Instructions for the task »
Please report every line in the entries that contains the string "Ambient".

(Excerpts from an interface dataset)
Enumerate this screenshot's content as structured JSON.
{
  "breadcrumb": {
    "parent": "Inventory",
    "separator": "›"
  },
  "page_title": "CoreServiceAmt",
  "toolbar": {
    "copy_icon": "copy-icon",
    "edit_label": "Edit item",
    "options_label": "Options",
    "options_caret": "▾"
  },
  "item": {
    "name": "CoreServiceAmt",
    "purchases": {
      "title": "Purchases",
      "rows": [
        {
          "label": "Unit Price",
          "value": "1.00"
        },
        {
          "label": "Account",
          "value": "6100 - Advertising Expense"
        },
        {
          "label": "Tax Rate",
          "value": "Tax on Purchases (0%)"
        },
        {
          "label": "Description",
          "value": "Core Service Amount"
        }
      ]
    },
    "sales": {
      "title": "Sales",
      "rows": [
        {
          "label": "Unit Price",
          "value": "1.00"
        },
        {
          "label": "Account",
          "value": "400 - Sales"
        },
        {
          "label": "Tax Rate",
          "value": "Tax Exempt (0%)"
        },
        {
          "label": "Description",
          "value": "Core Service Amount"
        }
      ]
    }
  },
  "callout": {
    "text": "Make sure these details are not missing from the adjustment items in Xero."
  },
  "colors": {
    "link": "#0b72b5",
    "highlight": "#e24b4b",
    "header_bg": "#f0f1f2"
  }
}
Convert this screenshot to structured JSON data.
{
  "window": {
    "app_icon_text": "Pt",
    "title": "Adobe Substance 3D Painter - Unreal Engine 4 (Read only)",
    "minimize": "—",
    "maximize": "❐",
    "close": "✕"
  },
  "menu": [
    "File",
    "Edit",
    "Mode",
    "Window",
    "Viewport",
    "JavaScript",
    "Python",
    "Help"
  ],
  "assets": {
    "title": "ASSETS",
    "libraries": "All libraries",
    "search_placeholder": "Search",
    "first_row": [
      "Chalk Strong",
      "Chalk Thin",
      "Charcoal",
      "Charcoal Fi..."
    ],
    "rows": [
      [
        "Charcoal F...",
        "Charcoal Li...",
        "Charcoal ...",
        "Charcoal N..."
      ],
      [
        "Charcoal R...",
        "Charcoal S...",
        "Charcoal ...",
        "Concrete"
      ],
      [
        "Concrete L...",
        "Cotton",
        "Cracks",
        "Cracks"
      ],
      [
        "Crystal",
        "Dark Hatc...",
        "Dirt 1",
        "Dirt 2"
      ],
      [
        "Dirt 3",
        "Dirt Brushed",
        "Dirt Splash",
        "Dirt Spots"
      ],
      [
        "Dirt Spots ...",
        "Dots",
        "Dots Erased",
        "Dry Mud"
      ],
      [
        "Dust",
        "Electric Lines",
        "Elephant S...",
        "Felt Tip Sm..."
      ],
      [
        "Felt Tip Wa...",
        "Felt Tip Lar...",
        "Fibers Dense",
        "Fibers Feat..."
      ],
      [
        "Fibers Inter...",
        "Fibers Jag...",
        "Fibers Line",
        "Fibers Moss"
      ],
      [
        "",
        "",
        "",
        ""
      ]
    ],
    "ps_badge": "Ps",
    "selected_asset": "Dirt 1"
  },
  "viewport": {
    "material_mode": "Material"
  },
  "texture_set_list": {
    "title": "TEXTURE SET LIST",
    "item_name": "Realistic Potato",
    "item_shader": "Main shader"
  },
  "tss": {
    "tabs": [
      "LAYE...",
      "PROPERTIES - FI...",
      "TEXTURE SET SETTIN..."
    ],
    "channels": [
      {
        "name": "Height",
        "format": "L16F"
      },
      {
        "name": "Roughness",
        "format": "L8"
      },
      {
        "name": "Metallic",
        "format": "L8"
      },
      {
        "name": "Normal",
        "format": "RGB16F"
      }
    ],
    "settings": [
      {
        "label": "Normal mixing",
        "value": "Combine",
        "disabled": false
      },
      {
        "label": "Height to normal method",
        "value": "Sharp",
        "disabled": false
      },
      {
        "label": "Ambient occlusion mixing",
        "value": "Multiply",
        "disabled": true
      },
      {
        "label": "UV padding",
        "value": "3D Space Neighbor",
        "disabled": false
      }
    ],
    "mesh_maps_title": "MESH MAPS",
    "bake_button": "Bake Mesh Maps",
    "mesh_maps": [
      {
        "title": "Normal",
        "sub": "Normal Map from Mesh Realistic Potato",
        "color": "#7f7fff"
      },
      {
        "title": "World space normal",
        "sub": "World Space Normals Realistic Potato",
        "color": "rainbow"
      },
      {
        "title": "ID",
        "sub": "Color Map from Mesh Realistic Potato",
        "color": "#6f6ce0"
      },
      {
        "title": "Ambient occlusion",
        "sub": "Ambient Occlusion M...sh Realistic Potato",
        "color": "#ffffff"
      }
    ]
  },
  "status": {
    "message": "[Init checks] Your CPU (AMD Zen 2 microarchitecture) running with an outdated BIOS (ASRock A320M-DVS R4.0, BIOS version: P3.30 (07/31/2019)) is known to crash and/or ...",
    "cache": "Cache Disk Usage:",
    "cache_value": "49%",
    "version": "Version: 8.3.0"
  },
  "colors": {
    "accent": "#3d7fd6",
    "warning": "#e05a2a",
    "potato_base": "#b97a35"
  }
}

Result for this exercise »
        "label": "Ambient occlusion mixing",
        "title": "Ambient occlusion",
        "sub": "Ambient Occlusion M...sh Realistic Potato",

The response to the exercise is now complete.